Same question as above, but now host A uses the simple DECBIT congestion control mechanism and a maximum window size of four segments.
Consider the network depicted in the figure below.
Hosts A and B use the simple congestion control scheme described in the book and router R1 uses the DECBIT mechanism to mark packets as soon as its buffers contain one packet. Hosts A and B need to send five segments and start exactly at the same time. How long does each hosts needs to wait to receive the acknowledgment for its fifth segment ?
In a deployed CSMA/CD network, would it be possible to increase or decrease the duration of the slotTime ? Justify your answer
Consider a CSMA/CD network that contains hosts that generate frames at a regular rate. When the transmission rate increases, the amount of collisions increases. For a given network load, measured in bits/sec, would the number of collisions be smaller, equal or larger with short frames than with long frames ?
Slotted ALOHA improves the performance of ALOHA by dividing the time in slots. However, this basic idea raises two interested questions. First how would you enforce the duration of these slots ? Second, should a slot include the time to transmit a data frame or the time to transmit a data frame and the corresponding acknowledgment ?

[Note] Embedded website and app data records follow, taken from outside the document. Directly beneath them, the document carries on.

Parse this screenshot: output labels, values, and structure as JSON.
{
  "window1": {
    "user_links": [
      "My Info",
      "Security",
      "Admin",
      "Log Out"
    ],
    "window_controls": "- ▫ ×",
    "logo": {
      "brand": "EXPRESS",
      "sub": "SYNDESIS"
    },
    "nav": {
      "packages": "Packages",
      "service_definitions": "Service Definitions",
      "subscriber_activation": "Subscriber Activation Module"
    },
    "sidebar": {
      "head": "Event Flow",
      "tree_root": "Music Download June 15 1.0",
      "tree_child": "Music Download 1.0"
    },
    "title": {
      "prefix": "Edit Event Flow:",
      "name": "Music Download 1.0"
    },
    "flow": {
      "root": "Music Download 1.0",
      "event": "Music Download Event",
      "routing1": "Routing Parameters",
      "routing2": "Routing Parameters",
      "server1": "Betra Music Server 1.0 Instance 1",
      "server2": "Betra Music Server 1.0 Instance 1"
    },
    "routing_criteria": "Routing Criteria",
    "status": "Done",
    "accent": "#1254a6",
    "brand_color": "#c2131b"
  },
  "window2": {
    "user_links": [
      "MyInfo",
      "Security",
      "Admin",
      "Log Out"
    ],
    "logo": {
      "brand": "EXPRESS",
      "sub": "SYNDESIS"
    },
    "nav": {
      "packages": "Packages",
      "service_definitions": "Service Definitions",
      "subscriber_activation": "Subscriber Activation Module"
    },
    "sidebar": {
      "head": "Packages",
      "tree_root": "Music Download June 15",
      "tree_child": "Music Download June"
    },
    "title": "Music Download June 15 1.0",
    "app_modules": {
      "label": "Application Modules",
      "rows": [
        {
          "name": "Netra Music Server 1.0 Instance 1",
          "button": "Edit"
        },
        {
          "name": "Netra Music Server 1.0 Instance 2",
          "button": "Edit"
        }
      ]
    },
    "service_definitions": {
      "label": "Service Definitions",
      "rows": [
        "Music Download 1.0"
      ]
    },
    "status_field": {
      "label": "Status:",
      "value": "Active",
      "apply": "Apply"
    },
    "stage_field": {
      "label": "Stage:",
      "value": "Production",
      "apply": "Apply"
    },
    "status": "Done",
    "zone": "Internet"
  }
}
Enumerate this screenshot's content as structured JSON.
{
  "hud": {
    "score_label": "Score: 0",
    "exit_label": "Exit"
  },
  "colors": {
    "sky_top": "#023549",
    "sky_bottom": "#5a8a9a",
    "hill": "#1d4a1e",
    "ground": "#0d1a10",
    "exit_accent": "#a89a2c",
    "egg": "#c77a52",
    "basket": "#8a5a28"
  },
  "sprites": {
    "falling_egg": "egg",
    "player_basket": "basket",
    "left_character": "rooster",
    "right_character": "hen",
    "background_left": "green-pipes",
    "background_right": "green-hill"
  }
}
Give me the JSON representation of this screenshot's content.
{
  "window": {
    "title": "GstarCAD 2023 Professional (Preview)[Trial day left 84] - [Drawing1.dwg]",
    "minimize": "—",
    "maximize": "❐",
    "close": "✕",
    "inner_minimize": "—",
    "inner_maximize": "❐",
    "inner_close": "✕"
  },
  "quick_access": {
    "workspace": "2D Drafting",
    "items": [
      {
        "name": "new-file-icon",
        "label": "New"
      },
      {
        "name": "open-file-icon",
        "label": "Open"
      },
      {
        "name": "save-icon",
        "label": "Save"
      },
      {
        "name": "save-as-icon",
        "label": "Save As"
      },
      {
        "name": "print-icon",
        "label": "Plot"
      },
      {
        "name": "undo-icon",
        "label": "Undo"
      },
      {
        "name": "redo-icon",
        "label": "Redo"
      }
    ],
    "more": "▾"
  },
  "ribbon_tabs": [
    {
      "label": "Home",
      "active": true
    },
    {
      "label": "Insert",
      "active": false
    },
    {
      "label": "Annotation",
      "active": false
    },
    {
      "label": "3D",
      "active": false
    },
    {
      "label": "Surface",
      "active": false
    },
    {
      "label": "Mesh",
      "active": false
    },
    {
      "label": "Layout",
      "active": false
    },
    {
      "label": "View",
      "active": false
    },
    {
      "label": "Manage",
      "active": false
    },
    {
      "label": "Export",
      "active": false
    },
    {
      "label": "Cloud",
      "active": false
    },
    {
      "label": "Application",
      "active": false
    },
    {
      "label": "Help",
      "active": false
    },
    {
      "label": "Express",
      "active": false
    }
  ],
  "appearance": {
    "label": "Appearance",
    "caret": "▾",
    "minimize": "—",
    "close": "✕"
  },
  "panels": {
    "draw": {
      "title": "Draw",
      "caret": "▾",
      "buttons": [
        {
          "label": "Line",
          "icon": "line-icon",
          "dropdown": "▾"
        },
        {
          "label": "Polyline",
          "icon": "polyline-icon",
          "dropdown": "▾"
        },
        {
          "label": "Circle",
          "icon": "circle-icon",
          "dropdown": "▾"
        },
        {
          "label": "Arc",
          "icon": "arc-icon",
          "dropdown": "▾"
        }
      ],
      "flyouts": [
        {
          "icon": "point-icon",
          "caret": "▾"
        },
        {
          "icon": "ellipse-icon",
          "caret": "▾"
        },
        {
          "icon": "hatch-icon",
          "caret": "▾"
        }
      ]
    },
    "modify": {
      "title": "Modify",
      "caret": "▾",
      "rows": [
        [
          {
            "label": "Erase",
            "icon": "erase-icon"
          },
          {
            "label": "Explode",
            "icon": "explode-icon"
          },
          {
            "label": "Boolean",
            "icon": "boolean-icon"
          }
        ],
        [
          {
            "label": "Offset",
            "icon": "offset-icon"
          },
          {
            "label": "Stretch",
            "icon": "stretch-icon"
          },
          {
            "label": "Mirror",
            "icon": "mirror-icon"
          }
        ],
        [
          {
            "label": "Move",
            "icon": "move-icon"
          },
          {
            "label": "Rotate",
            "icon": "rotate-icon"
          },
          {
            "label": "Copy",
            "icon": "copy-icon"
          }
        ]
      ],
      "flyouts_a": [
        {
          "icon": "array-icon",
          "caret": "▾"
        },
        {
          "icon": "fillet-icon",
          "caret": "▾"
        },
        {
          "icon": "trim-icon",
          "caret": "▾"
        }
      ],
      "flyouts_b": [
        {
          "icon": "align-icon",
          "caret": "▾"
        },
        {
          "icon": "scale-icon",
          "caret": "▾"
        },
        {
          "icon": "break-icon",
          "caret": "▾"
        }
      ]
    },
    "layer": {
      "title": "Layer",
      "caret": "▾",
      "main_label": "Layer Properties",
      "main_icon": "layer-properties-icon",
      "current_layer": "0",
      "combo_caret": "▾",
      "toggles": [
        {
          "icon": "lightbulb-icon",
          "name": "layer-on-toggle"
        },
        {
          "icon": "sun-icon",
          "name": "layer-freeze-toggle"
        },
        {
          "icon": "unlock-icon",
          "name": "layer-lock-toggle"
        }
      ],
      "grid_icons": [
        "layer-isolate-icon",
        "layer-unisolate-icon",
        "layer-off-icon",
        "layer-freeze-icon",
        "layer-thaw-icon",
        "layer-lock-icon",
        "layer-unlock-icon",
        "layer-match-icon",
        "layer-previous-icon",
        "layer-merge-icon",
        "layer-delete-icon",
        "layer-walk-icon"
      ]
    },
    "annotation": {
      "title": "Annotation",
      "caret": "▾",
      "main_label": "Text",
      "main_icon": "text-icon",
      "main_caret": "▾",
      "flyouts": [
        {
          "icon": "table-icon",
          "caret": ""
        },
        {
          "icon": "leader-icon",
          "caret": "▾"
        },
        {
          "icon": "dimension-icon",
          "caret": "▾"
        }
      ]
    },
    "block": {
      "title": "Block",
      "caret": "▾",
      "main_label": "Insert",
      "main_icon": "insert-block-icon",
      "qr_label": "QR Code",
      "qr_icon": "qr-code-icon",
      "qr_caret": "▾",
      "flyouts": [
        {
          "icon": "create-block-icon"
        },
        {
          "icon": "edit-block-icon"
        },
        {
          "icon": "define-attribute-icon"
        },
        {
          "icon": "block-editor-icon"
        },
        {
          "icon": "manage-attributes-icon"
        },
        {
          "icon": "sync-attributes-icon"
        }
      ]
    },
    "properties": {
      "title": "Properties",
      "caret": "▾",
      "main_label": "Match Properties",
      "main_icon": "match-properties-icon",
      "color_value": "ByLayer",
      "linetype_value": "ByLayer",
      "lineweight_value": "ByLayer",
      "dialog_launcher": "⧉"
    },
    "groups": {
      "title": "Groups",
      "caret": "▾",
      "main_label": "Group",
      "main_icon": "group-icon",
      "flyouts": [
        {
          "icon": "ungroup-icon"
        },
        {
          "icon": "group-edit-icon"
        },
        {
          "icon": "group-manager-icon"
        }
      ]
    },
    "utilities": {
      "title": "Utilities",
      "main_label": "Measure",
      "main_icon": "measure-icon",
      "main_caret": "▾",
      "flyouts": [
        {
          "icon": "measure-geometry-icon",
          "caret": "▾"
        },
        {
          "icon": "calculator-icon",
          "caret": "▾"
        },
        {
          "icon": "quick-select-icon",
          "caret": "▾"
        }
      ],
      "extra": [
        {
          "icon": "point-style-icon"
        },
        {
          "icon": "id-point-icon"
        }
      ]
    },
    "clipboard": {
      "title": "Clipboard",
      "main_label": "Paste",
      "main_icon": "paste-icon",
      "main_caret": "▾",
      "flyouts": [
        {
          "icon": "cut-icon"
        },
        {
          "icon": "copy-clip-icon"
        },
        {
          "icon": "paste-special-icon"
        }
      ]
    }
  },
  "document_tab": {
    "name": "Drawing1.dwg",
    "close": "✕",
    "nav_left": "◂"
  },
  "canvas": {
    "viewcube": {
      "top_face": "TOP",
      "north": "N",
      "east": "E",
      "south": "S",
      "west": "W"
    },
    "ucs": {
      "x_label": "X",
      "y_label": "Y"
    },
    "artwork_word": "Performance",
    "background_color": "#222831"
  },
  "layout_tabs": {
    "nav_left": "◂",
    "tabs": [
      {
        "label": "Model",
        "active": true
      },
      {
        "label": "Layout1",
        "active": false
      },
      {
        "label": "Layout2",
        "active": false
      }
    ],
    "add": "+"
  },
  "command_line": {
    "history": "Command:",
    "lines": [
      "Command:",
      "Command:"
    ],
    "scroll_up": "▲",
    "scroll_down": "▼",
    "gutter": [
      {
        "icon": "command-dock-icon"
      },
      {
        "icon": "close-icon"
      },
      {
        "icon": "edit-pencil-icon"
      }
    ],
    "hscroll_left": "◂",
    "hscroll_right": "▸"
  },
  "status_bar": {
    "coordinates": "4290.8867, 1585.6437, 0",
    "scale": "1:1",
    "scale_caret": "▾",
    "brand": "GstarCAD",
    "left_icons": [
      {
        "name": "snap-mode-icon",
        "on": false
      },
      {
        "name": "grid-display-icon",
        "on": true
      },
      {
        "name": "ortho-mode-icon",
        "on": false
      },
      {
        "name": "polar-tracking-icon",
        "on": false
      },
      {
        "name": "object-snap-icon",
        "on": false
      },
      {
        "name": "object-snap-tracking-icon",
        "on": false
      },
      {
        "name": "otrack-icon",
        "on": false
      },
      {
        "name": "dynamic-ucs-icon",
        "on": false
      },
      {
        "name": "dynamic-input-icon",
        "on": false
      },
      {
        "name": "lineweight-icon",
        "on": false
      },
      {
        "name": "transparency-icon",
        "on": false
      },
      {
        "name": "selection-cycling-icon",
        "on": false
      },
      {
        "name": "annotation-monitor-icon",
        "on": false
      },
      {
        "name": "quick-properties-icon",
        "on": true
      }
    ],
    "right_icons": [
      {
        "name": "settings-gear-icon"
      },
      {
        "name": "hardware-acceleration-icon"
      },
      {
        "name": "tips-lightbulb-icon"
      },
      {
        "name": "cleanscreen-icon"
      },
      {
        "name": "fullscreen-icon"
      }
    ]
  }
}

Like ALOHA, CSMA relies on acknowledgments to detect where a frame has been correctly received. When a host senses an idle channel, if should transmit its frame immediately. How should it react if it detects that another host is already transmitting ? Consider two options :
the host continues to listen until the communication channel becomes free. It transmits as soon as the communication channel becomes free.
the host stops to listen and waits for a random time before sensing again the communication channel to check whether it is free.